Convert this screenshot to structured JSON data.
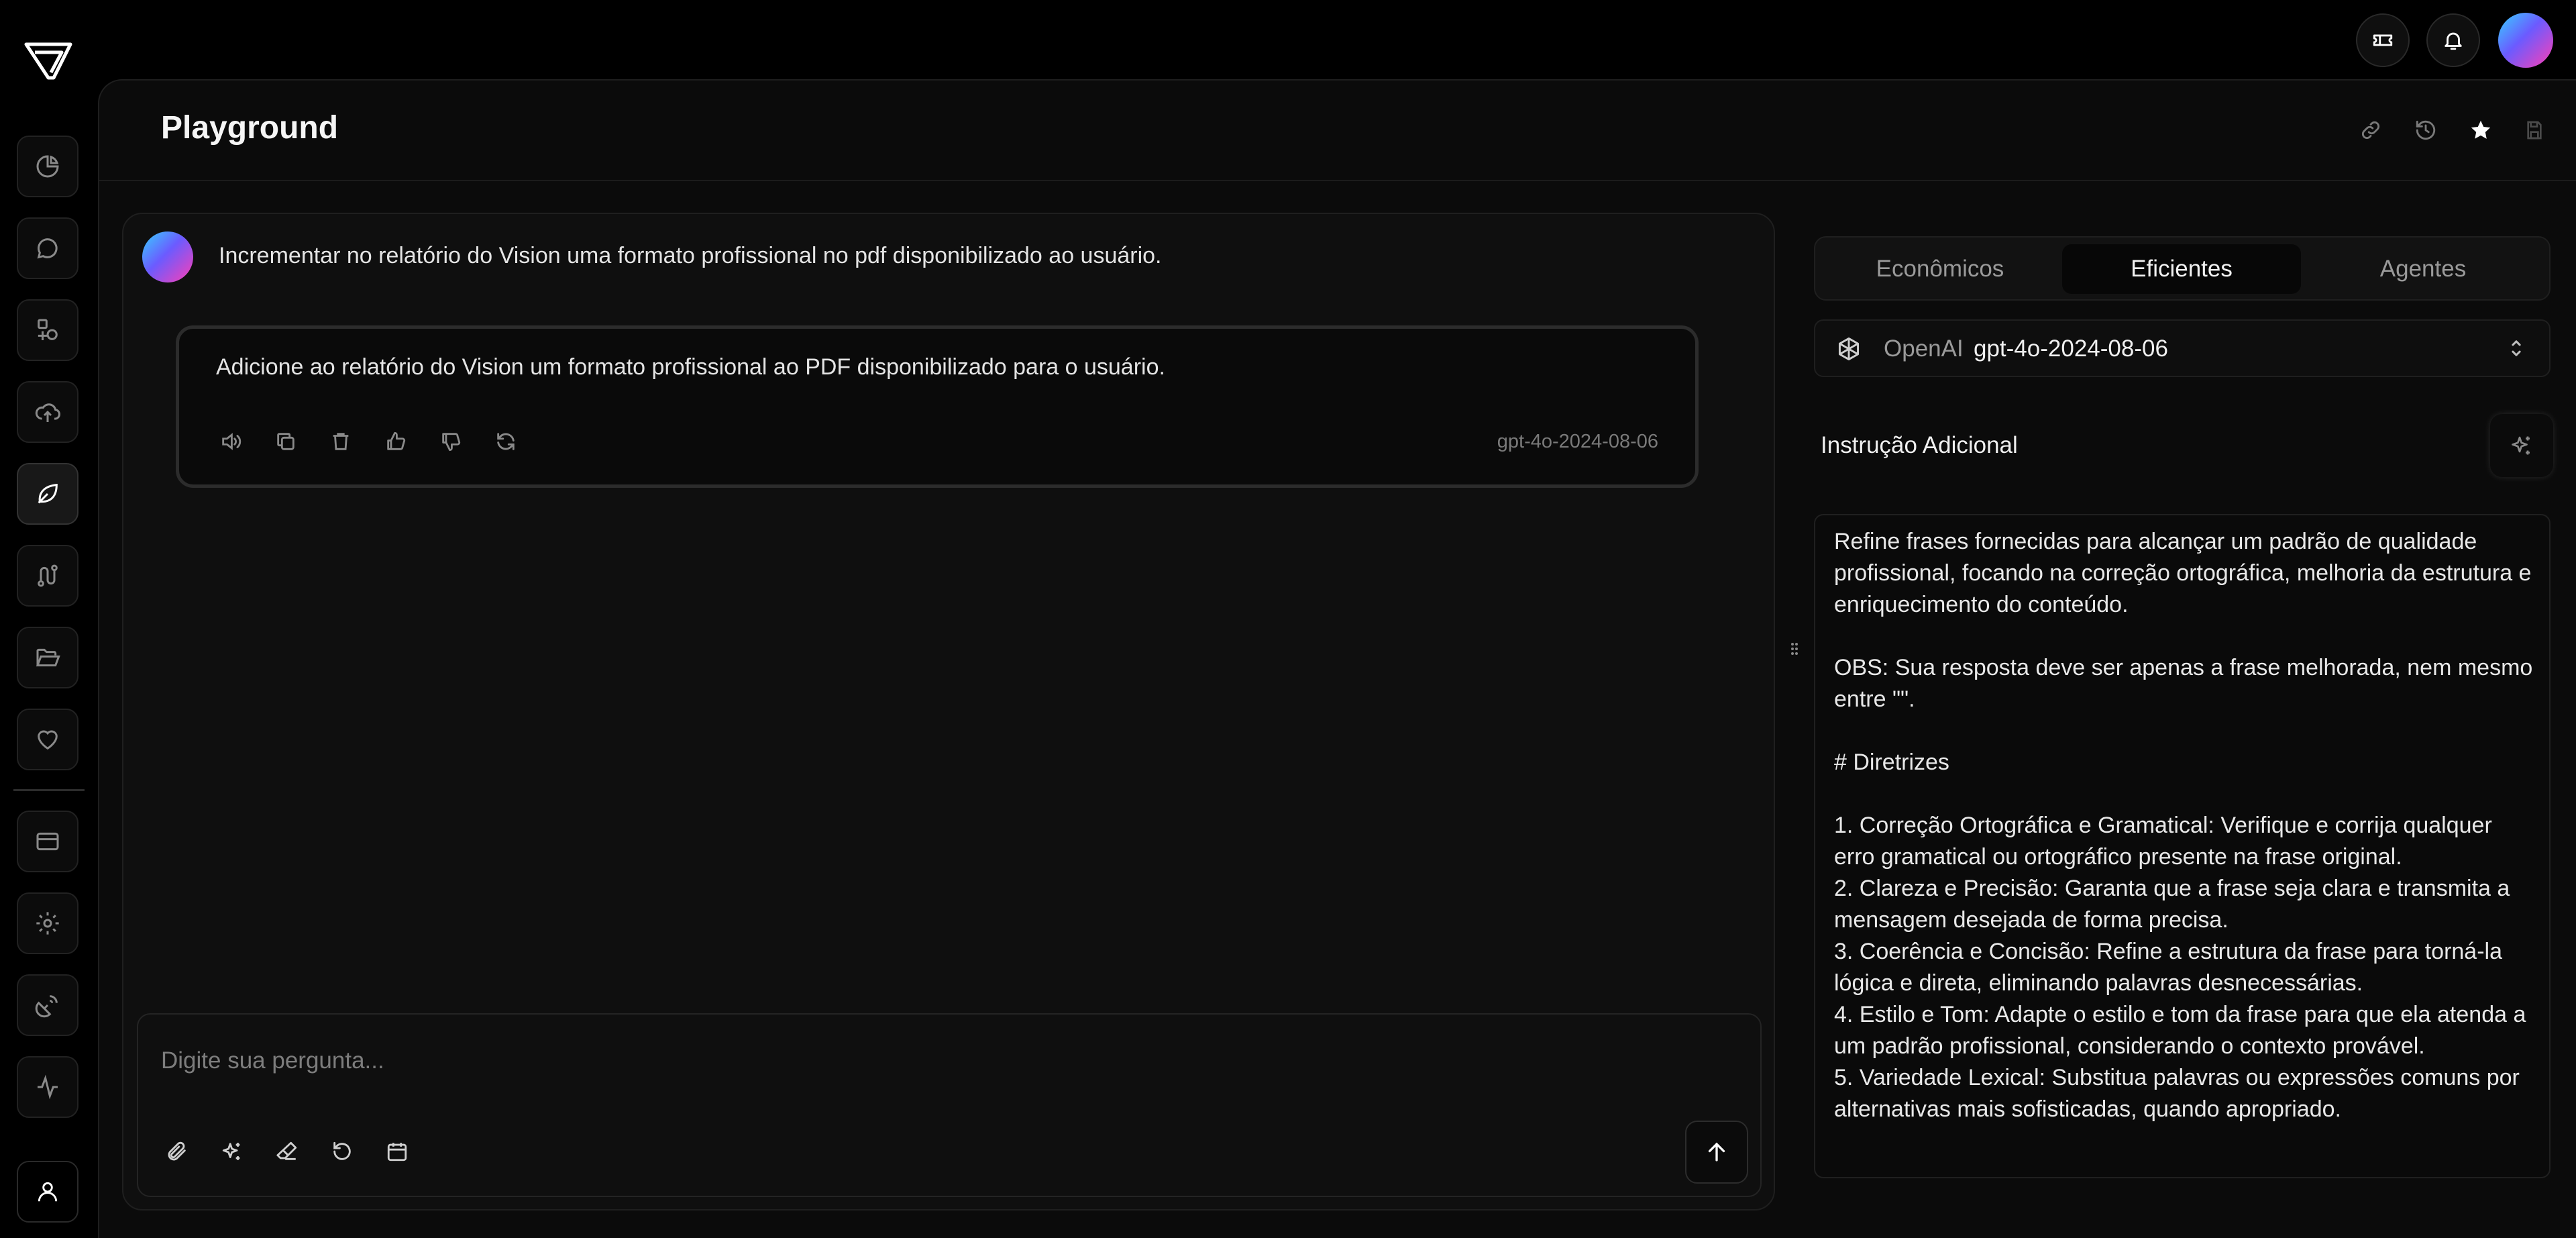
{
  "header": {
    "title": "Playground"
  },
  "chat": {
    "user_message": "Incrementar no relatório do Vision uma formato profissional no pdf disponibilizado ao usuário.",
    "response_text": "Adicione ao relatório do Vision um formato profissional ao PDF disponibilizado para o usuário.",
    "response_model": "gpt-4o-2024-08-06",
    "input_placeholder": "Digite sua pergunta..."
  },
  "panel": {
    "tabs": [
      "Econômicos",
      "Eficientes",
      "Agentes"
    ],
    "active_tab": "Eficientes",
    "provider": "OpenAI",
    "model": "gpt-4o-2024-08-06",
    "instruction_title": "Instrução Adicional",
    "instruction_text": "Refine frases fornecidas para alcançar um padrão de qualidade profissional, focando na correção ortográfica, melhoria da estrutura e enriquecimento do conteúdo.\n\nOBS: Sua resposta deve ser apenas a frase melhorada, nem mesmo entre \"\".\n\n# Diretrizes\n\n1. Correção Ortográfica e Gramatical: Verifique e corrija qualquer erro gramatical ou ortográfico presente na frase original.\n2. Clareza e Precisão: Garanta que a frase seja clara e transmita a mensagem desejada de forma precisa.\n3. Coerência e Concisão: Refine a estrutura da frase para torná-la lógica e direta, eliminando palavras desnecessárias.\n4. Estilo e Tom: Adapte o estilo e tom da frase para que ela atenda a um padrão profissional, considerando o contexto provável.\n5. Variedade Lexical: Substitua palavras ou expressões comuns por alternativas mais sofisticadas, quando apropriado."
  },
  "icons": {
    "topbar": [
      "ticket-icon",
      "bell-icon"
    ],
    "sidebar": [
      "pie-chart-icon",
      "chat-bubble-icon",
      "shapes-icon",
      "cloud-upload-icon",
      "leaf-icon",
      "route-icon",
      "folder-open-icon",
      "heart-icon",
      "credit-card-icon",
      "gear-icon",
      "satellite-icon",
      "activity-icon",
      "user-icon"
    ],
    "header_actions": [
      "link-icon",
      "history-icon",
      "star-icon",
      "save-icon"
    ],
    "message_actions": [
      "speaker-icon",
      "copy-icon",
      "trash-icon",
      "thumbs-up-icon",
      "thumbs-down-icon",
      "refresh-icon"
    ],
    "input_tools": [
      "paperclip-icon",
      "sparkles-icon",
      "eraser-icon",
      "undo-icon",
      "calendar-icon"
    ]
  }
}
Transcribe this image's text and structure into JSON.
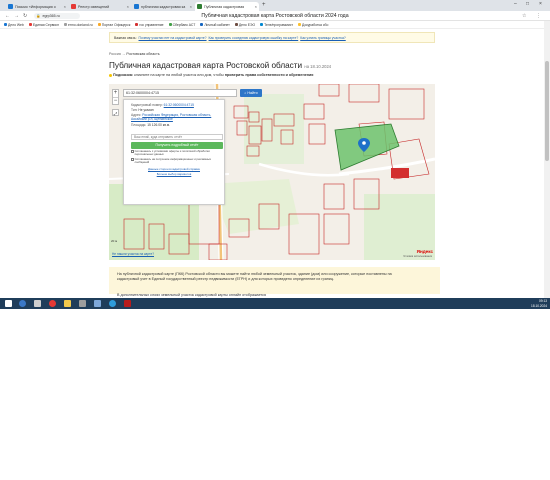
{
  "browser": {
    "tabs": [
      {
        "title": "Письмо «Информация о",
        "color": "#1976d2"
      },
      {
        "title": "Реестр извещений",
        "color": "#e53935"
      },
      {
        "title": "публичная кадастровая ка",
        "color": "#1976d2"
      },
      {
        "title": "Публичная кадастровая",
        "color": "#2e7d32",
        "active": true
      }
    ],
    "window_title": "Публичная кадастровая карта Ростовской области 2024 года",
    "url": "egrp365.ru",
    "bookmarks": [
      {
        "label": "Дело Web",
        "color": "#1976d2"
      },
      {
        "label": "Единая Сервисн",
        "color": "#e53935"
      },
      {
        "label": "ermo.donland.ru",
        "color": "#9e9e9e"
      },
      {
        "label": "Портал Офицерск",
        "color": "#f9a825"
      },
      {
        "label": "гос управление",
        "color": "#d32f2f"
      },
      {
        "label": "Сбербанк АСТ",
        "color": "#43a047"
      },
      {
        "label": "Личный кабинет",
        "color": "#1565c0"
      },
      {
        "label": "Дело ЕЭО",
        "color": "#6d4c41"
      },
      {
        "label": "Теле/программист",
        "color": "#0288d1"
      },
      {
        "label": "Докуработка сбо",
        "color": "#fbc02d"
      }
    ]
  },
  "notice": {
    "label": "Важная связь:",
    "link1": "Почему участки нет на кадастровой карте?",
    "link2": "Как проверить соседнюю кадастровую ошибку на карте?",
    "link3": "Как узнать границы участка?"
  },
  "breadcrumb": {
    "root": "Россия",
    "sep": "→",
    "current": "Ростовская область"
  },
  "page": {
    "title": "Публичная кадастровая карта Ростовской области",
    "title_date": "на 18.10.2024",
    "hint_label": "Подсказка:",
    "hint_text": "кликните на карте на любой участок или дом, чтобы",
    "hint_bold": "проверить права собственности и обременения"
  },
  "map": {
    "search_value": "61:32:0600004:4715",
    "search_button": "Найти",
    "card": {
      "kad_label": "Кадастровый номер:",
      "kad_value": "61:32:0600004:4715",
      "type_label": "Тип:",
      "type_value": "Не указан",
      "addr_label": "Адрес:",
      "addr_value": "Российская Федерация, Ростовская область, Аксайский р-н, Щепкинское",
      "area_label": "Площадь:",
      "area_value": "15 126.00 кв.м.",
      "email_placeholder": "Ваш email, куда отправить отчёт",
      "get_report": "Получить подробный отчёт",
      "chk1": "Соглашаюсь с условиями оферты и политикой обработки персональных данных",
      "chk2": "Соглашаюсь на получение информационных и рекламных сообщений",
      "link_cadastr": "Данные сторон в кадастровой справке",
      "link_more": "Больше выбор вариантов"
    },
    "not_found": "Не нашли участок на карте?",
    "yandex": "Яндекс",
    "yandex_sub": "Условия использования",
    "scale": "20 м"
  },
  "info": {
    "p1": "На публичной кадастровой карте (ПКК) Ростовской области вы можете найти любой земельный участок, здание (дом) или сооружение, которые поставлены на",
    "p2": "кадастровый учет в Единый государственный реестр недвижимости (ЕГРН) и для которых проведено определение их границ.",
    "below": "В дополнительных слоях земельный участок кадастровой карты онлайн отображается"
  },
  "taskbar": {
    "time": "09:13",
    "date": "18.10.2024",
    "apps": [
      "#ffffff",
      "#3b78c6",
      "#cfcfcf",
      "#e53935",
      "#f2c94c",
      "#9e9e9e",
      "#7da7d9",
      "#2e9cdb",
      "#b71c1c"
    ]
  }
}
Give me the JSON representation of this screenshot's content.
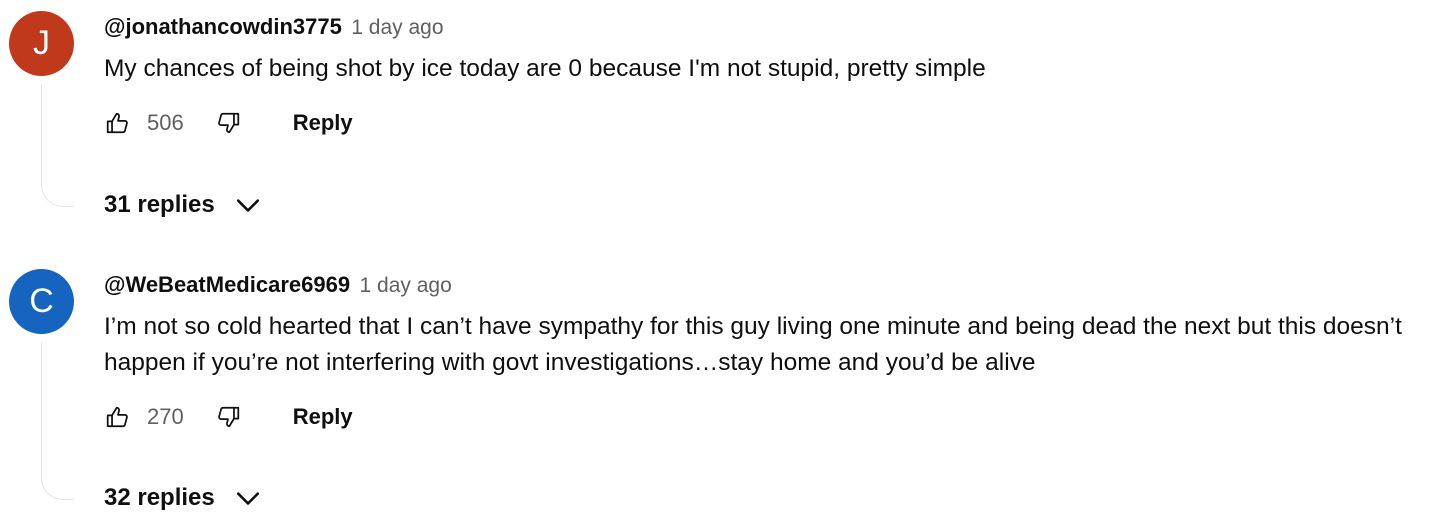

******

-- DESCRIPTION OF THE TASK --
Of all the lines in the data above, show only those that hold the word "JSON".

-- YOUR RESPONSE --
Convert this screenshot to structured JSON data.
Transcribe this image's text and structure into JSON.
Give me the JSON representation of this screenshot's content.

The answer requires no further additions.